• [Assignment] Scan the lines below for "viewers" and copy the matches.
(Record extracts Opens)
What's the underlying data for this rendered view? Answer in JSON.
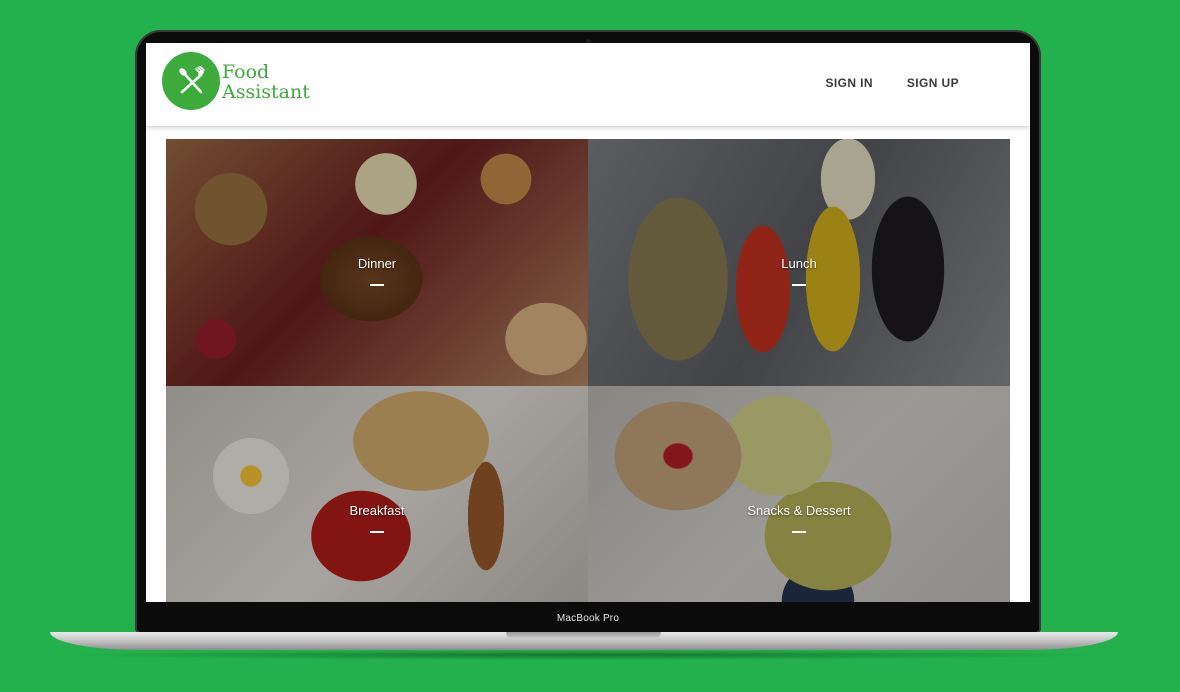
{
  "device": {
    "label": "MacBook Pro"
  },
  "header": {
    "brand_line1": "Food",
    "brand_line2": "Assistant",
    "logo_icon": "fork-knife-icon",
    "nav": {
      "sign_in": "SIGN IN",
      "sign_up": "SIGN UP"
    }
  },
  "categories": [
    {
      "label": "Dinner"
    },
    {
      "label": "Lunch"
    },
    {
      "label": "Breakfast"
    },
    {
      "label": "Snacks & Dessert"
    }
  ],
  "colors": {
    "background": "#22b14c",
    "brand_green": "#3cab3b"
  }
}
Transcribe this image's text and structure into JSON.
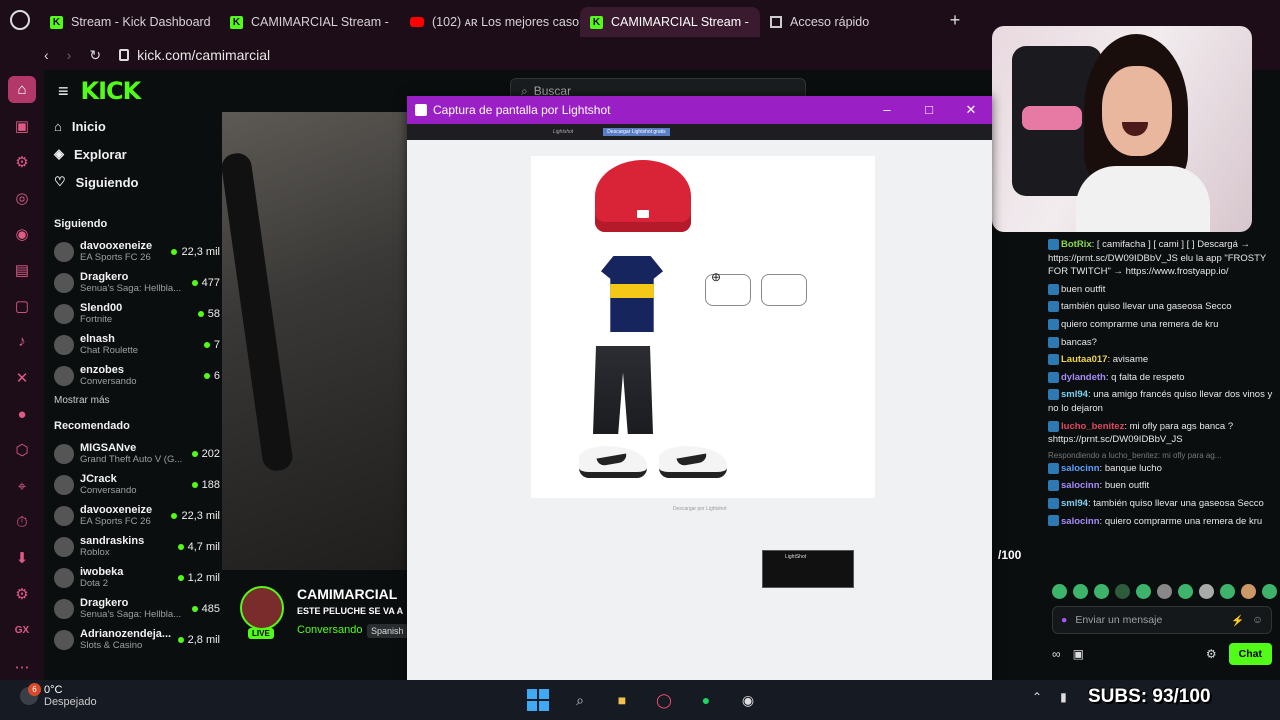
{
  "browser": {
    "tabs": [
      {
        "label": "Stream - Kick Dashboard",
        "icon": "kick"
      },
      {
        "label": "CAMIMARCIAL Stream - ",
        "icon": "kick"
      },
      {
        "label": "(102) ᴀʀ Los mejores caso",
        "icon": "youtube"
      },
      {
        "label": "CAMIMARCIAL Stream - ",
        "icon": "kick",
        "active": true
      },
      {
        "label": "Acceso rápido",
        "icon": "grid"
      }
    ],
    "url": "kick.com/camimarcial"
  },
  "kick": {
    "logo": "KICK",
    "search_placeholder": "Buscar",
    "nav": {
      "home": "Inicio",
      "explore": "Explorar",
      "following": "Siguiendo"
    },
    "following_title": "Siguiendo",
    "following": [
      {
        "name": "davooxeneize",
        "category": "EA Sports FC 26",
        "viewers": "22,3 mil"
      },
      {
        "name": "Dragkero",
        "category": "Senua's Saga: Hellbla...",
        "viewers": "477"
      },
      {
        "name": "Slend00",
        "category": "Fortnite",
        "viewers": "58"
      },
      {
        "name": "elnash",
        "category": "Chat Roulette",
        "viewers": "7"
      },
      {
        "name": "enzobes",
        "category": "Conversando",
        "viewers": "6"
      }
    ],
    "show_more": "Mostrar más",
    "recommended_title": "Recomendado",
    "recommended": [
      {
        "name": "MIGSANve",
        "category": "Grand Theft Auto V (G...",
        "viewers": "202"
      },
      {
        "name": "JCrack",
        "category": "Conversando",
        "viewers": "188"
      },
      {
        "name": "davooxeneize",
        "category": "EA Sports FC 26",
        "viewers": "22,3 mil"
      },
      {
        "name": "sandraskins",
        "category": "Roblox",
        "viewers": "4,7 mil"
      },
      {
        "name": "iwobeka",
        "category": "Dota 2",
        "viewers": "1,2 mil"
      },
      {
        "name": "Dragkero",
        "category": "Senua's Saga: Hellbla...",
        "viewers": "485"
      },
      {
        "name": "Adrianozendeja...",
        "category": "Slots & Casino",
        "viewers": "2,8 mil"
      }
    ],
    "stream": {
      "name": "CAMIMARCIAL",
      "title": "ESTE PELUCHE SE VA A",
      "category": "Conversando",
      "language": "Spanish",
      "live_badge": "LIVE"
    }
  },
  "lightshot": {
    "title": "Captura de pantalla por Lightshot",
    "header_cta": "Descargar Lightshot gratis",
    "under_text": "Descargar por Lightshot",
    "thumb_title": "LightShot"
  },
  "chat": {
    "lines": [
      {
        "user": "BotRix",
        "color": "u-green",
        "text": ": [ camifacha ] [ cami ] [ ] Descargá → https://prnt.sc/DW09IDBbV_JS elu la app \"FROSTY FOR TWITCH\" → https://www.frostyapp.io/"
      },
      {
        "user": "",
        "color": "",
        "text": "buen outfit"
      },
      {
        "user": "",
        "color": "",
        "text": "también quiso llevar una gaseosa Secco"
      },
      {
        "user": "",
        "color": "",
        "text": "quiero comprarme una remera de kru"
      },
      {
        "user": "",
        "color": "",
        "text": "bancas?"
      },
      {
        "user": "Lautaa017",
        "color": "u-yellow",
        "text": ": avisame"
      },
      {
        "user": "dylandeth",
        "color": "u-purple",
        "text": ": q falta de respeto"
      },
      {
        "user": "sml94",
        "color": "u-cyan",
        "text": ": una amigo francés quiso llevar dos vinos y no lo dejaron"
      },
      {
        "user": "lucho_benitez",
        "color": "u-red",
        "text": ": mi ofly para ags banca ? shttps://prnt.sc/DW09IDBbV_JS"
      },
      {
        "reply": "Respondiendo a lucho_benitez: mi ofly para ag..."
      },
      {
        "user": "salocinn",
        "color": "u-blue",
        "text": ": banque lucho"
      },
      {
        "user": "salocinn",
        "color": "u-purple",
        "text": ": buen outfit"
      },
      {
        "user": "sml94",
        "color": "u-cyan",
        "text": ": también quiso llevar una gaseosa Secco"
      },
      {
        "user": "salocinn",
        "color": "u-purple",
        "text": ": quiero comprarme una remera de kru"
      }
    ],
    "input_placeholder": "Enviar un mensaje",
    "send_label": "Chat",
    "goal_text": "/100"
  },
  "taskbar": {
    "temp": "0°C",
    "weather": "Despejado",
    "badge": "6"
  },
  "overlay": {
    "subs": "SUBS: 93/100"
  }
}
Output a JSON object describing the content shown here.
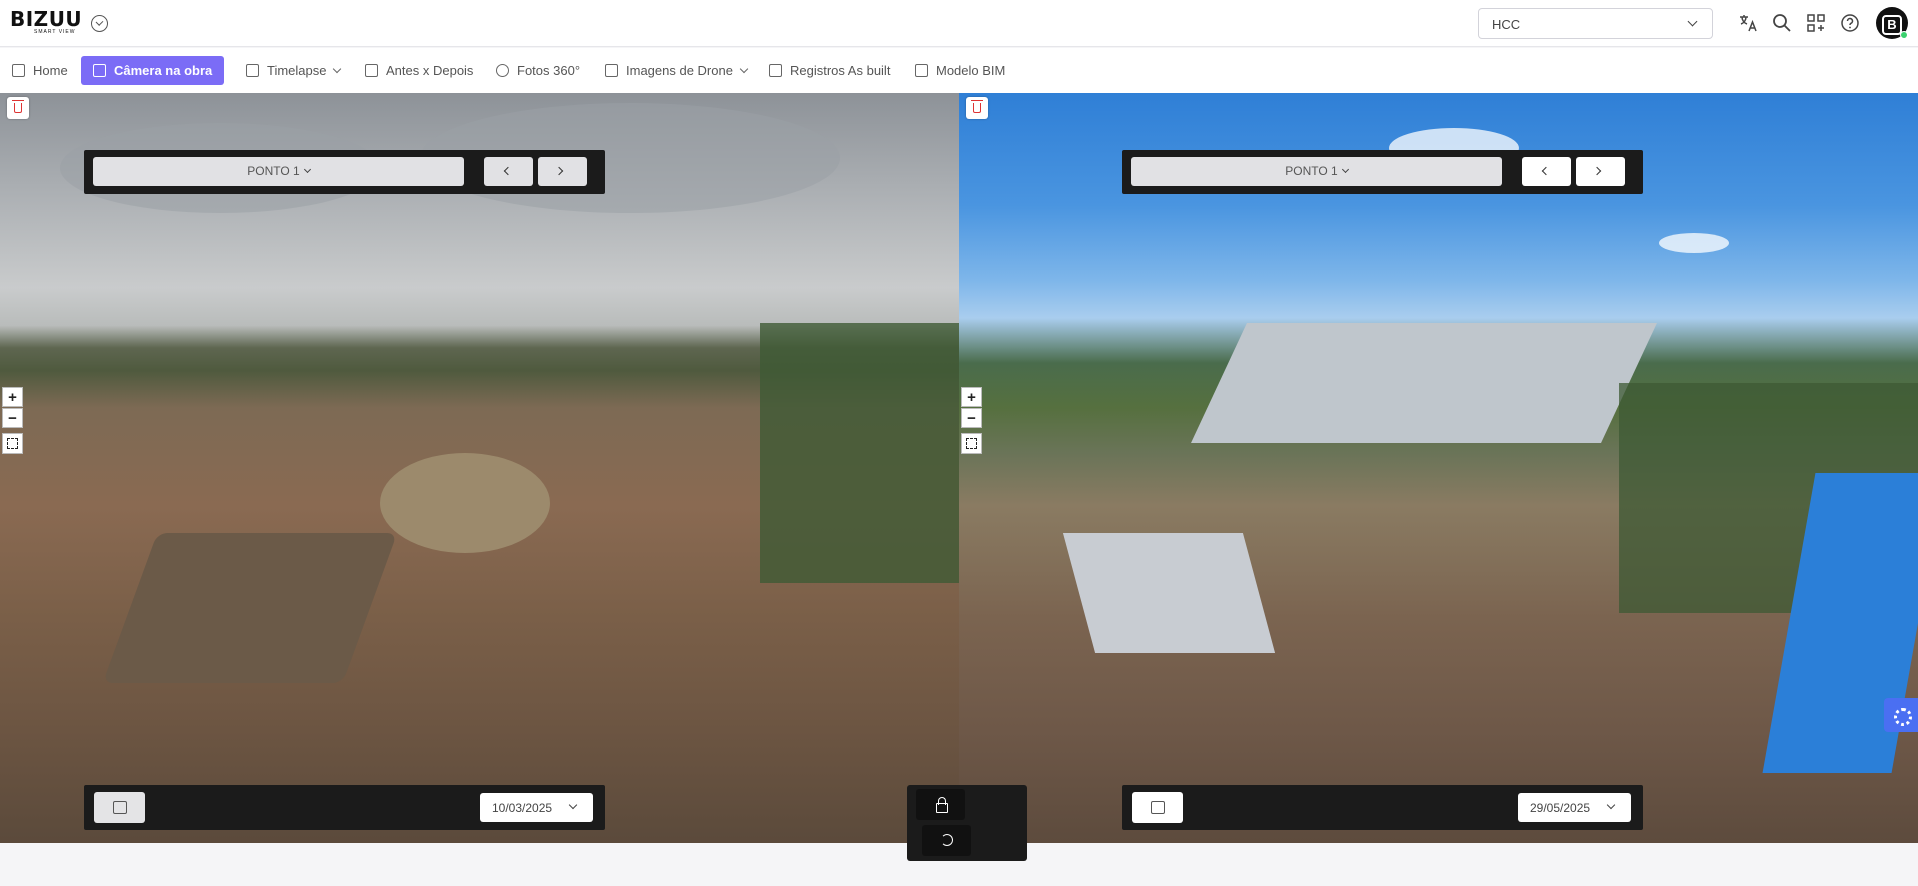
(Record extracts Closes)
• [Your solution]
        "viewers": "22,3 mil"
        "viewers": "477"
        "viewers": "58"
        "viewers": "7"
        "viewers": "6"
        "viewers": "202"
        "viewers": "188"
        "viewers": "22,3 mil"
        "viewers": "4,7 mil"
        "viewers": "1,2 mil"
        "viewers": "485"
        "viewers": "2,8 mil"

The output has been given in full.